»»

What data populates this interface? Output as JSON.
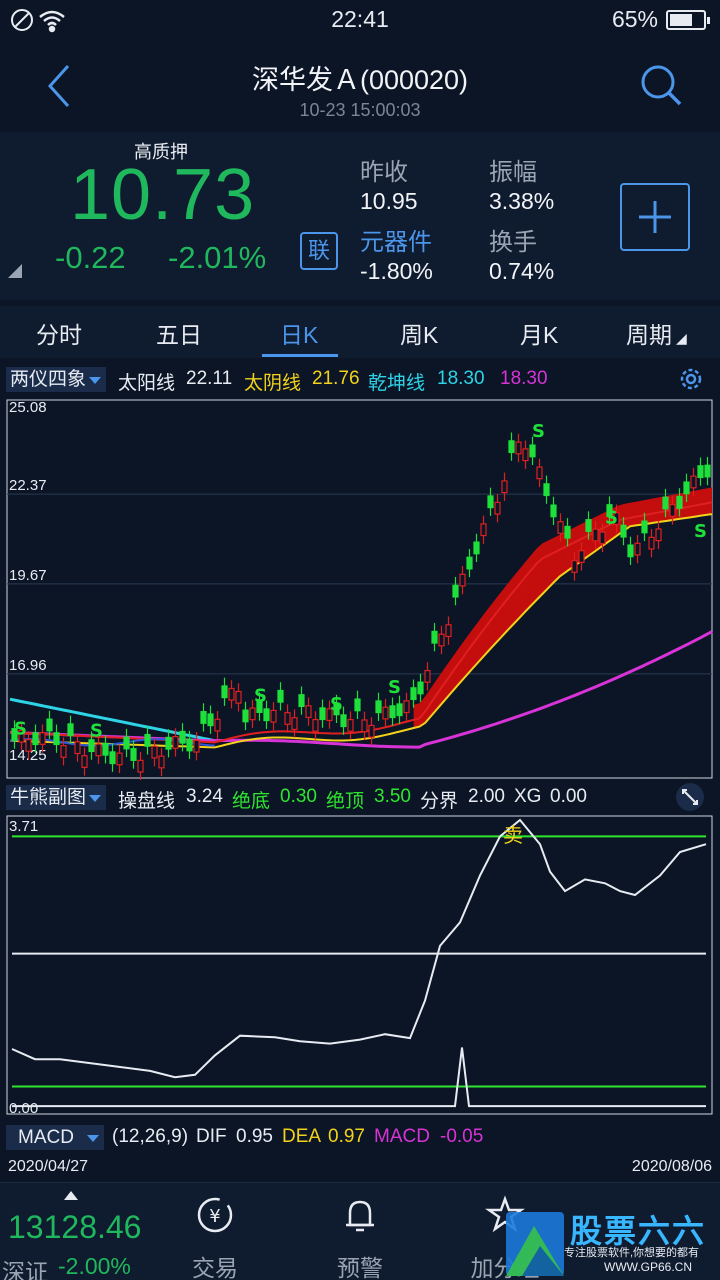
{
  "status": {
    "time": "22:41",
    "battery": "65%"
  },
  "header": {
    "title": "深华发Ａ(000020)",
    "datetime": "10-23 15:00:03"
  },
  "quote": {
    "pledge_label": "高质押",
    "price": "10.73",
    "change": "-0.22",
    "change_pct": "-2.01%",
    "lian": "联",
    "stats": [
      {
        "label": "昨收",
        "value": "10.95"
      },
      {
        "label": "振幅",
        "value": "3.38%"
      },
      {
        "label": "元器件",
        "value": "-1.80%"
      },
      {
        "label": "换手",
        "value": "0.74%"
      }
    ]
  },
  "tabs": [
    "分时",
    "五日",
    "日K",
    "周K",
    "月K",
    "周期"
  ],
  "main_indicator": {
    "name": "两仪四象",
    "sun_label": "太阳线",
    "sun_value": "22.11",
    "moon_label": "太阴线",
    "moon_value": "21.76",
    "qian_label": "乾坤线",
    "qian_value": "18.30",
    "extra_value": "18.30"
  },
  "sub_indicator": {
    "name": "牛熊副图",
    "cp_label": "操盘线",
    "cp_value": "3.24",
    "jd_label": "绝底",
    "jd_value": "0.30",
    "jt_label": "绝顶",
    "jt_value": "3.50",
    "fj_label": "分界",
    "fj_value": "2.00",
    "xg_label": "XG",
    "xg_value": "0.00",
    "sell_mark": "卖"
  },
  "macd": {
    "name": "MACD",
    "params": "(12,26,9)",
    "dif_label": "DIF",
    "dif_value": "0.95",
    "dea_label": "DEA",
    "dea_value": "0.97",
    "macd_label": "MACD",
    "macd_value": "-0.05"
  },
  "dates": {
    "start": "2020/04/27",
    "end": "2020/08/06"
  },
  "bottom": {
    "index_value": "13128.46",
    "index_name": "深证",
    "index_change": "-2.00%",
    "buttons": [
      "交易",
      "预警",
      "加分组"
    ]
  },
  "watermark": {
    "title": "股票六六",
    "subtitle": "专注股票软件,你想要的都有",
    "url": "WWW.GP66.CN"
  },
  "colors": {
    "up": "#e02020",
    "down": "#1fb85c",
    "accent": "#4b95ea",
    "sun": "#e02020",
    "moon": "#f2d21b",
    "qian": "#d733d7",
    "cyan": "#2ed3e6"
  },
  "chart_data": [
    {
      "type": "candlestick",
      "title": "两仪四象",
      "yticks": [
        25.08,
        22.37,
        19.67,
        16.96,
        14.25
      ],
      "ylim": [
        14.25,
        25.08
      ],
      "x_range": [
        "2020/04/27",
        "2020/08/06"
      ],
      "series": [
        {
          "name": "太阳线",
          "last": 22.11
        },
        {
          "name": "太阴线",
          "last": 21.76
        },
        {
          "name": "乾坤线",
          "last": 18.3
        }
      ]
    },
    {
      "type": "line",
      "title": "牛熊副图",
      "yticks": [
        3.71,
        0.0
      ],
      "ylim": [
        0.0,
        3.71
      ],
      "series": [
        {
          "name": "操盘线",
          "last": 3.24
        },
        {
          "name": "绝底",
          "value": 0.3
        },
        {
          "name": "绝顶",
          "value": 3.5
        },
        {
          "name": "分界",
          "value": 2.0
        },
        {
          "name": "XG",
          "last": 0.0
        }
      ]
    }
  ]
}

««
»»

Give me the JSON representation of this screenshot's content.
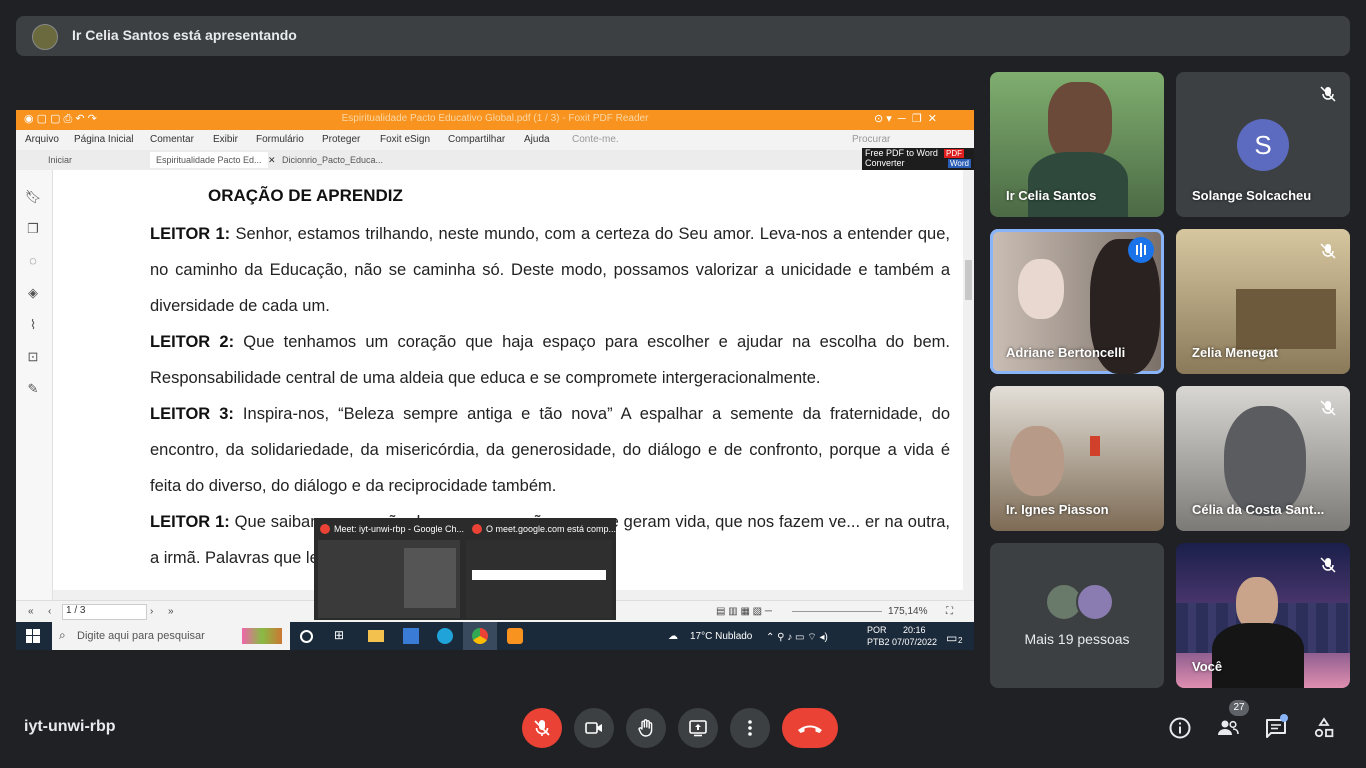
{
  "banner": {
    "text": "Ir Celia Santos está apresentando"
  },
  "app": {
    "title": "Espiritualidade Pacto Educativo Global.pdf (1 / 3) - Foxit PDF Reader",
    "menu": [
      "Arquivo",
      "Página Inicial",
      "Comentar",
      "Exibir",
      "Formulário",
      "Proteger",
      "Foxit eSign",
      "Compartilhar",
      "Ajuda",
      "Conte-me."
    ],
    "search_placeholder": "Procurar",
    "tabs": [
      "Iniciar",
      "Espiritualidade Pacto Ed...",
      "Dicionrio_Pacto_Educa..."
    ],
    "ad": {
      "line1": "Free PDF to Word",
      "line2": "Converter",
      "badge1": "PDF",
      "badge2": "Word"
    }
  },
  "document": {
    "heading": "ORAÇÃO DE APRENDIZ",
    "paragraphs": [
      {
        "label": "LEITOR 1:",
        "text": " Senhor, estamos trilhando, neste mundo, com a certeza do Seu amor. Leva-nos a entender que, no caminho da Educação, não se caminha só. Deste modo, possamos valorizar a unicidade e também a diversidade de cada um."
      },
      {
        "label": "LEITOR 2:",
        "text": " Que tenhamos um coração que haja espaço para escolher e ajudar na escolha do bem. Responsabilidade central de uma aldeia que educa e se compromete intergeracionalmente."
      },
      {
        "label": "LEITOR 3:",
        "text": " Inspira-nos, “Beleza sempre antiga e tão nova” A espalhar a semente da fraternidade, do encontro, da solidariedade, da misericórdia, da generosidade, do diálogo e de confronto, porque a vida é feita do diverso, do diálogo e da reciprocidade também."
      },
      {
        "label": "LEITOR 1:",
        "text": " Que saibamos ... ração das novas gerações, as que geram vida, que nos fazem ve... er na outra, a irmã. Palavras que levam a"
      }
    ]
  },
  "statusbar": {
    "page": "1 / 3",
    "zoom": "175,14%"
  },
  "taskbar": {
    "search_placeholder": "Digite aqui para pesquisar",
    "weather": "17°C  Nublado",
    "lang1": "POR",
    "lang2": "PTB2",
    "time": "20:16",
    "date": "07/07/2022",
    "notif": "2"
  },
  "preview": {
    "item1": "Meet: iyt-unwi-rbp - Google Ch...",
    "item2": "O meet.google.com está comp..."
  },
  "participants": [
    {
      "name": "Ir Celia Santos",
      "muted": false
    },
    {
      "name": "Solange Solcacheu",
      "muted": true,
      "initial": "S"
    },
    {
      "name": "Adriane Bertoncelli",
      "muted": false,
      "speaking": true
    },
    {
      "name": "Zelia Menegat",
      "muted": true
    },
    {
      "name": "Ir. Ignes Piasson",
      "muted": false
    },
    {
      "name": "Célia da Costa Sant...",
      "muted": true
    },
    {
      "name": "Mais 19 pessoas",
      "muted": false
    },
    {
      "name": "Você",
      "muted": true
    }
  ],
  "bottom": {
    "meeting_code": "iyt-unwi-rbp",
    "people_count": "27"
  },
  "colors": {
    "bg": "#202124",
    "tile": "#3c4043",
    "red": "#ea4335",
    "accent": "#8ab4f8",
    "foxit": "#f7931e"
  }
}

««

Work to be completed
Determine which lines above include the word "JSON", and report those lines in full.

Result of this exercise
What data populates this interface? Output as JSON.
Give me the JSON representation of this screenshot's content.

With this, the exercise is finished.